But most important is the central role played by clerical and lay scientists who are members of, or associated with, the Pontifical Academy of Sciences and the Pontifical Academy of Social Sciences in preparing the encyclical “Laudato Si’” and earlier Vatican publications on this subject.  The input from both of these institutions forms the foundation of the encyclical. It blends strong abhorrence over unending exploitation of the earth’s fossil fuel resources (when speaking of global warming), for the short-term gain of the businesses involved, with the profound distinctions between developed societies and the impoverished peoples of the world. 

These concerns justify his position on global warming from an ethical point of view.  The Pope feels that our exploitation of resources degrades our “common home”; instead we should care for it for the benefit of future generations.  At the same time concentrating the benefits of economic activity among developed countries leaves the rest of the world without adequate defenses against the harms from global warming, and without adequate resources to develop proactive adaptations on their own to protect against future harms.

Pope Francis takes on global warming with grace and fortitude.  Watching video replays of the Pope’s three appearances mentioned here, one is struck by the combination of humility yet strong conviction with which he confronts global warming.  He speaks in universal, ecumenical terms of the need for all humanity to engage in fruitful dialog to limit further warming.  His position is firmly grounded in the theology of the Old and New Testaments, and on the ethics that flow from these texts.  He starts from the Old Testament blessing on humanity to prosper from our caring development of earth’s natural bounties.  He has repeatedly cautioned that this easily lapses into the unsanctioned exploitation of those resources for short term gain, profit and power.  He further bases his strong emphasis on social justice on the Golden Rule, found in both the Old and New Testaments, to do unto others as we would have them do unto us.  Failure to attend to the needs of the less fortunate clearly violates this Rule.

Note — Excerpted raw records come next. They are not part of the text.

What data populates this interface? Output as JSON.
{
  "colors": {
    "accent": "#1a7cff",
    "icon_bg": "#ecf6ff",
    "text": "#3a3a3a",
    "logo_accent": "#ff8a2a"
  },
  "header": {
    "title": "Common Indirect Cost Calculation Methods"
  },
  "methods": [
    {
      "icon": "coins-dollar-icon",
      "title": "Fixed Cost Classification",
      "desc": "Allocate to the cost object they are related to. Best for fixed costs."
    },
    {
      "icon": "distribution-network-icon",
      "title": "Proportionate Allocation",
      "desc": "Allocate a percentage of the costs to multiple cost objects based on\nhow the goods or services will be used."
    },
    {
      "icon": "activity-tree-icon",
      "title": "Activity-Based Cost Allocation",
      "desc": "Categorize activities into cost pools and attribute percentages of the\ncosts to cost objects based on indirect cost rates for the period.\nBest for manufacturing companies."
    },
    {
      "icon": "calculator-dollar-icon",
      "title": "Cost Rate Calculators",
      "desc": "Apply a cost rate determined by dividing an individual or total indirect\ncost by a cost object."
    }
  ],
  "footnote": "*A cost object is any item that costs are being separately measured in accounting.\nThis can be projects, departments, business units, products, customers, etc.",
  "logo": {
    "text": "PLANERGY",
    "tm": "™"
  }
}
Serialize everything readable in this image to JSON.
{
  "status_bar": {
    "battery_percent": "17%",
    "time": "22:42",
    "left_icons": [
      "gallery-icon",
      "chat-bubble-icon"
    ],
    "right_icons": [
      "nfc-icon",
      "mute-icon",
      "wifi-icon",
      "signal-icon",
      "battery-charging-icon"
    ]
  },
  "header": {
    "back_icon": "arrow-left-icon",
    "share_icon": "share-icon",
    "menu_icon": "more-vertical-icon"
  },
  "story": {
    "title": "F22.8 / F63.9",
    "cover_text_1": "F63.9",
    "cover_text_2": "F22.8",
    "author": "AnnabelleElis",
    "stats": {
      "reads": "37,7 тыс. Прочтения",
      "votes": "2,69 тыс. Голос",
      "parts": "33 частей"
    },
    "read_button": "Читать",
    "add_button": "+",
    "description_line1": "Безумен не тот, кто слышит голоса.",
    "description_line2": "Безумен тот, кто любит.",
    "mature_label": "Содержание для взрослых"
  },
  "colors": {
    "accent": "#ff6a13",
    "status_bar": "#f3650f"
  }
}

Other religions also support action on global warming.  A large group of American Jewish rabbis is distributing “A Rabbinic Letter on the Climate Crisis” proclaiming similar principles, and calls to action, as the Pope.  Likewise, an “Islamic Declaration on Global Climate Change” has been issued .  It is a detailed exposition of both the science underlying the global warming crisis and an exposition of the foundations in the Qur’an for preserving the natural world from exploitation, while promoting the welfare of humanity.


There are many reasons to take action to address global warming and its damages.  These include scientific, economic, political and ethical bases for reducing greenhouse gas emissions and adapting to trends already under way.

Pope Francis has brought the moral force of his position as leader of the Roman Catholic Church and, more widely, as a recognized force for justice in the world, to urge all humanity to combat warming.  He is joined in this call to action by leaders of other religions, including Judaism and Islam.

All the nations of the world must coalesce around this common objective.  We must cast aside past parochial interests that have prevailed to prevent action.  The next climate negotiations, the United Nations Conference of the Parties (i.e., all the members of the U. N.), will be held in two months in Paris.  We need to work at all levels to achieve the needed agreement at this Conference to advance worldwide programs to limit emissions and promote thermal stabilization of our common home.

© 2015 Henry Auer